The 740-seat council will meet amid continuing inter-Palestinian divisions, a deadlocked Middle East peace process, and reported Israeli-US "transactions" that might turn out to be at expense of the Palestinian people's interests. On top of the serious issues is Washington's decision to shift its embassy from Tel Aviv to Jerusalem, where the eastern half is aspired by the Palestinians to be capital of their planned independent state.
The meeting had been adjourned several times in the hope the warring mainstream groups, namely Fatah of President Mahmoud Abbas and the Islamic Hamas organization, would manage to tackle their rifts and give a chance to all the factions to participate in it.
List of the challenges warranting some answers from the Palestinians has turned too long. Thousands of Palestinians have been demonstration on weekly basis along the Gaza demarcation line, defying the occupiers at a cost of more than 45 martyrs so far.
All the factions believe that holding the council has become a pending issue and a national necessity to take a unified and solid stand in the face of the challenges, re-activate the Palestinian parliament of the PLO, the Palestinians' sole legitimate representative, and re-affirm solidarity around the leadership.
In this context, observers anticipate that the conferees will declare "important political decisions aimed at paving the way for a serious political phase at the local and international levels in addition to setting the means for dealing the Israeli occupation and settlements' construction." The council chairman, Salim Al-Zaanoun, has invited the factions, associations, unions, representatives of the Palestinians in diaspora to attend the session. However, Hamas and Islamic Jihad have already rebuffed the invitation, in addition to the leftist movement, the Popular Front for the Liberation of Palestine (PFLP), although it is a member of the PLO.

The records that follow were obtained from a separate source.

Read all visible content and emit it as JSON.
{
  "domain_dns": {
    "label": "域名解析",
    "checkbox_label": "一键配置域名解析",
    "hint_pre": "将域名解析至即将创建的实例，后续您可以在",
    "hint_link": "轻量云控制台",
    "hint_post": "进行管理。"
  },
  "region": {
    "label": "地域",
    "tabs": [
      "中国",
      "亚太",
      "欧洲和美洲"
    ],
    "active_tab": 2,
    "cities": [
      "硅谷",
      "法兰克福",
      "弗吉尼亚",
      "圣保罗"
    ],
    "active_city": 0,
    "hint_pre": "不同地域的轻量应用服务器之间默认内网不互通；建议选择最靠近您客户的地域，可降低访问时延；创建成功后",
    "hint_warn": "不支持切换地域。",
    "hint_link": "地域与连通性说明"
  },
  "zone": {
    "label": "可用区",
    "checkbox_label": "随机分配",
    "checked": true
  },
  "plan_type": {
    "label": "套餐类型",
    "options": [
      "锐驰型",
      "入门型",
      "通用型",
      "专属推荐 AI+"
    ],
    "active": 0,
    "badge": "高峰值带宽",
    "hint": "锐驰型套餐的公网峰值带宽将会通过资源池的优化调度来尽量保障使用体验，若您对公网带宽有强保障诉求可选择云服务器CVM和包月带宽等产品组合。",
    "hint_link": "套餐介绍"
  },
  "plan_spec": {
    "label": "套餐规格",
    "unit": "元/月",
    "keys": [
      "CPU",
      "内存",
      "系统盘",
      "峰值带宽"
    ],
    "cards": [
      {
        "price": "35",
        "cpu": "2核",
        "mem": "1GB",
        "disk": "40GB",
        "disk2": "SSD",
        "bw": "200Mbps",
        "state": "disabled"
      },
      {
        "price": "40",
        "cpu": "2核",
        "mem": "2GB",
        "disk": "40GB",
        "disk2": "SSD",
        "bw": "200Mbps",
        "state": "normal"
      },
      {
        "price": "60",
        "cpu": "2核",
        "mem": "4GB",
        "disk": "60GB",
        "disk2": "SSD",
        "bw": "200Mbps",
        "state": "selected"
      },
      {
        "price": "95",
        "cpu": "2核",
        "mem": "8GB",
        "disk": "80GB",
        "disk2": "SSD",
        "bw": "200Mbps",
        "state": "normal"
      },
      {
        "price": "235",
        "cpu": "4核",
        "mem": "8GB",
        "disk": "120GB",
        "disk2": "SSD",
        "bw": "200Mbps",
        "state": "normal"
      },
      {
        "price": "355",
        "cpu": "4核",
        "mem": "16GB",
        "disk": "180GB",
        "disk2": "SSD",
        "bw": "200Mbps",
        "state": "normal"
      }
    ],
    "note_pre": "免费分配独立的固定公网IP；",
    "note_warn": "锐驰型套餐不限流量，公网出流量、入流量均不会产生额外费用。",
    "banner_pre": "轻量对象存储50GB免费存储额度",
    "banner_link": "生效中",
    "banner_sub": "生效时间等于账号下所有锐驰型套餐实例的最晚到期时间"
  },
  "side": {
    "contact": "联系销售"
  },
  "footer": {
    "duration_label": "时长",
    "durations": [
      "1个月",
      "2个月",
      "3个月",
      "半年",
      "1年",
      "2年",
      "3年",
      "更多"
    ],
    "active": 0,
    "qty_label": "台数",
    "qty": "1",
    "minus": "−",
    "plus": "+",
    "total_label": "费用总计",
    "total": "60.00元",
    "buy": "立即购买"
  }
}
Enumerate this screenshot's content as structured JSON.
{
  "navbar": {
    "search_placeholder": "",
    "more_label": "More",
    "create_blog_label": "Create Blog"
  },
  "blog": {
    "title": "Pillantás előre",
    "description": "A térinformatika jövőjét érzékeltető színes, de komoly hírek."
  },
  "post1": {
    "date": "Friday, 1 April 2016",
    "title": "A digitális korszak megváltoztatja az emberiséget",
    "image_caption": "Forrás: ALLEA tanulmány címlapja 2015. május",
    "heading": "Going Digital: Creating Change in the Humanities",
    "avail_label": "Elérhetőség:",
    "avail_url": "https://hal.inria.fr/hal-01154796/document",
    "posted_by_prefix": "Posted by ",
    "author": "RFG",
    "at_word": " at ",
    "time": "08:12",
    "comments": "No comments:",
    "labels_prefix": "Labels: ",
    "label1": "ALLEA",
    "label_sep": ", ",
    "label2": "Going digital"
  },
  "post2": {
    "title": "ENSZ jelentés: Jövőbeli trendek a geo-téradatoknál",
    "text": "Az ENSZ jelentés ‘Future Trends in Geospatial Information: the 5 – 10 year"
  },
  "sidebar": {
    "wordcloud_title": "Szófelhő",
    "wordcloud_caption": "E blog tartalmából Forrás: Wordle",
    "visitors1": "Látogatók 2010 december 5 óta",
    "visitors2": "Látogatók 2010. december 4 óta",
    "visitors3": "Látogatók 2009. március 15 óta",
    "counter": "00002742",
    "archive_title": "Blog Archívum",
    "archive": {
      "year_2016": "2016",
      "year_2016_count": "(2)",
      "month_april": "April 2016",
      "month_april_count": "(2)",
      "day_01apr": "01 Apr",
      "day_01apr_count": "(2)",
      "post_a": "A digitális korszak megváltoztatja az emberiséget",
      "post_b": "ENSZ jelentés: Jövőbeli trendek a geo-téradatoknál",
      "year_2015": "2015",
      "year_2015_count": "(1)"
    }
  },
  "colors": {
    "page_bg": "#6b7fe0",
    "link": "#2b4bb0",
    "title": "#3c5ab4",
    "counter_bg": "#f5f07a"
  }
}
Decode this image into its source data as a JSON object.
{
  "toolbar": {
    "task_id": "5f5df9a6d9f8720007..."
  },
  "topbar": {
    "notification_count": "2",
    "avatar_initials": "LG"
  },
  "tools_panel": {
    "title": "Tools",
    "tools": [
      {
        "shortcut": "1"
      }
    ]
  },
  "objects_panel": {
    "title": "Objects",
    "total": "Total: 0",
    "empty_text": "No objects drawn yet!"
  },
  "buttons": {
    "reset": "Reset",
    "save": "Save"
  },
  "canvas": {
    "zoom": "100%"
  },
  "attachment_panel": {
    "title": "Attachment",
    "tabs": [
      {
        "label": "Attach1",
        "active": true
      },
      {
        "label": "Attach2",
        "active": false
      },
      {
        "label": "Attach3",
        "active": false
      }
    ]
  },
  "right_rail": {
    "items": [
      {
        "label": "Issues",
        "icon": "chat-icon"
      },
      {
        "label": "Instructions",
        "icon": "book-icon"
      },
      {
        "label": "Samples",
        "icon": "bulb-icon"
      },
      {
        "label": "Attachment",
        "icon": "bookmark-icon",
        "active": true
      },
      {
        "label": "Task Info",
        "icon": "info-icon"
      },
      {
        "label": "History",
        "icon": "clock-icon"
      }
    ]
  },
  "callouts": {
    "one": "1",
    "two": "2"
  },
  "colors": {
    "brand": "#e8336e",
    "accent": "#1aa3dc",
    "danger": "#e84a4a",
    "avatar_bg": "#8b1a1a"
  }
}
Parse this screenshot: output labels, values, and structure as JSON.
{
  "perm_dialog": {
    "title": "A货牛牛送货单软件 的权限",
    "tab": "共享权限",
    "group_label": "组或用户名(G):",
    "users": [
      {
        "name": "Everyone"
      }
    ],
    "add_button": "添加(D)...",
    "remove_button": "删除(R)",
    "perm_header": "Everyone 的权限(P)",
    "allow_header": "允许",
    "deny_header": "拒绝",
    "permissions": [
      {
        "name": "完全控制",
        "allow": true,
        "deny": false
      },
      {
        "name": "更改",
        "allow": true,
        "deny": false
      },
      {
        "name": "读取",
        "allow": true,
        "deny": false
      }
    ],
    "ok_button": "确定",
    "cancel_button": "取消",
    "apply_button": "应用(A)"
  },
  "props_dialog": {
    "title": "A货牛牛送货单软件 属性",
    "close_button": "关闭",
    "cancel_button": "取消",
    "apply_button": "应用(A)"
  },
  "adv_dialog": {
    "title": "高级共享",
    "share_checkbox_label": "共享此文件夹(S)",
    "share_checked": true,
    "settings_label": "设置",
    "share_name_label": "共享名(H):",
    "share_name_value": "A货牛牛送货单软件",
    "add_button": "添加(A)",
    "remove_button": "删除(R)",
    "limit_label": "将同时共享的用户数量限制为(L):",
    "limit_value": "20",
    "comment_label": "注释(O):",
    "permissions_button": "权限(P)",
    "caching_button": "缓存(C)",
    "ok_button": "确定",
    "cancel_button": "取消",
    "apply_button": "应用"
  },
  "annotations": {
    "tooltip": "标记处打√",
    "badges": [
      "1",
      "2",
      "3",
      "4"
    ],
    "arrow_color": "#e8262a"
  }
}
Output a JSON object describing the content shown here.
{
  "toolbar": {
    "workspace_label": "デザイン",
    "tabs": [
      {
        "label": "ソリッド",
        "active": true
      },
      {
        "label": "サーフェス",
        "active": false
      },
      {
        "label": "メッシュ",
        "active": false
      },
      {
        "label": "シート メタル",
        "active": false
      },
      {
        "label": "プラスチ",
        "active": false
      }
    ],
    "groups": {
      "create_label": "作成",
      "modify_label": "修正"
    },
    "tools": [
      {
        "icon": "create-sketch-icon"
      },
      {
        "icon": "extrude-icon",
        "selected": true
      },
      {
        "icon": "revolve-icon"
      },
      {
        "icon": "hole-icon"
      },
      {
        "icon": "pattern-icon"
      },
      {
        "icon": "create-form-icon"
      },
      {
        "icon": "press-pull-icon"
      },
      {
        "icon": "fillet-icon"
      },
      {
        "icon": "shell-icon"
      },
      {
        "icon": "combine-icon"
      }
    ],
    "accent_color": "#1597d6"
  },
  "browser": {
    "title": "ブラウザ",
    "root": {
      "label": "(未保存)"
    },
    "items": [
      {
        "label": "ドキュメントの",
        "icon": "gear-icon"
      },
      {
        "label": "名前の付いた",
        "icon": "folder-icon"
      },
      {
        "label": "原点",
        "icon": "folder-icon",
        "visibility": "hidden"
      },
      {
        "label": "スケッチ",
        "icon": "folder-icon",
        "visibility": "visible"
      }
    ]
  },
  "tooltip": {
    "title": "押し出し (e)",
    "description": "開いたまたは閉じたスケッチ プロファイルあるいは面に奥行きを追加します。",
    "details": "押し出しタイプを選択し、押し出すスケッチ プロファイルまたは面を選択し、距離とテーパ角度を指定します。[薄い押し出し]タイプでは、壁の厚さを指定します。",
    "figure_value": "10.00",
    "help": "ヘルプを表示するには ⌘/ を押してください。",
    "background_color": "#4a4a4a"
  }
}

The two Islamist groups have argued that fruitful conciliation must precede rejoining the PLO institutions, demanded the council restructuring and called for popular-level congresses, a move that has enraged President Mahmoud Abbas' camp accusing the Islamists of seeking to create bodies alternative to the legitimate council.
The council drafts the PLO policies and programs, aimed at attaining the people's freedom, independence, affirming their right to self determination and ridding the Palestinians of the Israeli occupation.
The council, which proclaimed establishing the PLO in 1964, has issued a series of resolutions and documents, namely the Palestinian national Charter and the PLO Constituent Law. The first PLO leader, Ahmad Al-Shuqairi, had been elected by the council. (end) wah.rk